Living close to downtown Philadelphia presents a variety of tradeoffs. Sure, you can easily walk into Center City for the purposes of work or play. Then again, demand is higher for housing in the neighborhoods closest to downtown, which usually means higher costs and less space. And since land is at such a premium, homes in neighborhoods in and around Center City tend to have less outdoor space. This is where parks come in, giving folks a chance to stretch out, toss a football, and let their dogs and/or kids run around. Some parks are big, like Columbus Square or Chew Playground. Others are quite small, like the pocket park at 22nd & Catharine or the nascent Titan Park.
You remember Titan Park, right? Located at 108-110 Titan St. and measuring a mere 952 sqft, it’s one of the few survivors of a citywide pocket park program from 1976. Back in 2012 when we first wrote about it, neighbors had just rediscovered the property and were making moves to beautify the space. At the same time, they were pushing back against a plan from the City to sell off the parcel for redevelopment. To their credit, the park’s friends group not only prevented the sale of the property, they also snagged a grant to work with the Community Design Collaborative to come up with a sustainable redesign for the park. As they waited for funding for said redesign, they continued to work on their little pocket park to make it more attractive and functional in the interim.
Exactly two years ago, we shared the good news that funding was in place and renovation was on the horizon for the summer of 2016. But that summer came and went, as did the summer of 2017, with no construction taking place. We have no idea what caused this delay, but we were cheered last week, when we received an email from the park’s friends group, informing us that construction is finally underway. We visited the park yesterday, and can confirm that this is indeed the case.
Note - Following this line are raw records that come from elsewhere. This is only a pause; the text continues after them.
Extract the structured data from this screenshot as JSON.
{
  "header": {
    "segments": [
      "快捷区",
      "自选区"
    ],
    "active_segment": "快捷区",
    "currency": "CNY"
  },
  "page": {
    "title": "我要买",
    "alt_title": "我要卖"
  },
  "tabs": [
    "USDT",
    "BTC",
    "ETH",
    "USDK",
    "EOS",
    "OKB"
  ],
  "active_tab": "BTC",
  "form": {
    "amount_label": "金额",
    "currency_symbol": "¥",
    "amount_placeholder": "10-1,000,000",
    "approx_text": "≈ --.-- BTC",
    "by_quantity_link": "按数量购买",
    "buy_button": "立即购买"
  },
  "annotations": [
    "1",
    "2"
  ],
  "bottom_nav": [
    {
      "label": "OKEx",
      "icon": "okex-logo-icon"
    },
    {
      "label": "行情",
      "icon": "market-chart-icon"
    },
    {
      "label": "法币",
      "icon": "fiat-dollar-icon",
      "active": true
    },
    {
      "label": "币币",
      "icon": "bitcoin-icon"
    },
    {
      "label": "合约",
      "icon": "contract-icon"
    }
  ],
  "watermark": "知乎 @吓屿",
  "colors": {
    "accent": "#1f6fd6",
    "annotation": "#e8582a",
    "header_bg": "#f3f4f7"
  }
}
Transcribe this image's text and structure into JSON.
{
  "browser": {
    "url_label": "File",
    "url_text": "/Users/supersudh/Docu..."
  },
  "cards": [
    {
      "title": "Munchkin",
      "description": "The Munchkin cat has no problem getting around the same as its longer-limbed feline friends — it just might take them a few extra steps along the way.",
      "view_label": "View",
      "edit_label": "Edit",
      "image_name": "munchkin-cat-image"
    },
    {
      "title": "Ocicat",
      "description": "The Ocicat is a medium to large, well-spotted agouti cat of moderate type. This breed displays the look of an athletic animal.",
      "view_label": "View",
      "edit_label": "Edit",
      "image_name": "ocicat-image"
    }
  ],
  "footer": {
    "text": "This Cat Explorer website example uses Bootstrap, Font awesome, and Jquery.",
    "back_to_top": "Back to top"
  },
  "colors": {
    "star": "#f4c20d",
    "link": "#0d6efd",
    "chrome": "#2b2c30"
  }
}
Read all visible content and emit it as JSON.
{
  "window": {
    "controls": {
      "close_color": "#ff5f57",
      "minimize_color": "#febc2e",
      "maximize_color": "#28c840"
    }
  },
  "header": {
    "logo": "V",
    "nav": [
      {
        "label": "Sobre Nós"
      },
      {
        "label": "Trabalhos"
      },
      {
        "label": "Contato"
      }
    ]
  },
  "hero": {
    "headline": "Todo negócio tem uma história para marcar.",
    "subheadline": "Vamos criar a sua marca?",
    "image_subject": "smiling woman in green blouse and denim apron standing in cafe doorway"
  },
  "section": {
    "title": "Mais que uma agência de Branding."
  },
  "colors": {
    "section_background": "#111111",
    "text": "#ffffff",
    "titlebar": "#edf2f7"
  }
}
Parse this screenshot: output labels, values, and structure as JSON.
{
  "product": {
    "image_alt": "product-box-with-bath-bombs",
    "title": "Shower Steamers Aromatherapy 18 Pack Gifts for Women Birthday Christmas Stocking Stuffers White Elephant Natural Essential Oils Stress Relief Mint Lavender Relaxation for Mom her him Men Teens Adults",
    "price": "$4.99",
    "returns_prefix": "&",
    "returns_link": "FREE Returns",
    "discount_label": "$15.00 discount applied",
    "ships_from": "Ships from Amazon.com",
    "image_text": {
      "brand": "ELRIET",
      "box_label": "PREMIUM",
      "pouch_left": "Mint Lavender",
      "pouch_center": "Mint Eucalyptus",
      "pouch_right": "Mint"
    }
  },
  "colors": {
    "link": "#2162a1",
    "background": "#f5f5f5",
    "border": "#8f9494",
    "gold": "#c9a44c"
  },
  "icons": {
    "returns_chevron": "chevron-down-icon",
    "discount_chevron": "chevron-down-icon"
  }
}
It took more than six years, but Titan Park is finally happening. Kudos to the small group of people that have advocated for this space over the years, pushing to prevent its redevelopment and pretty much willing it into becoming a productive and desirable public space. We don’t know whether the rendering above is still representative of the final plan for the park, but we’ll be on the lookout for what it looks like in a couple months, when construction is complete.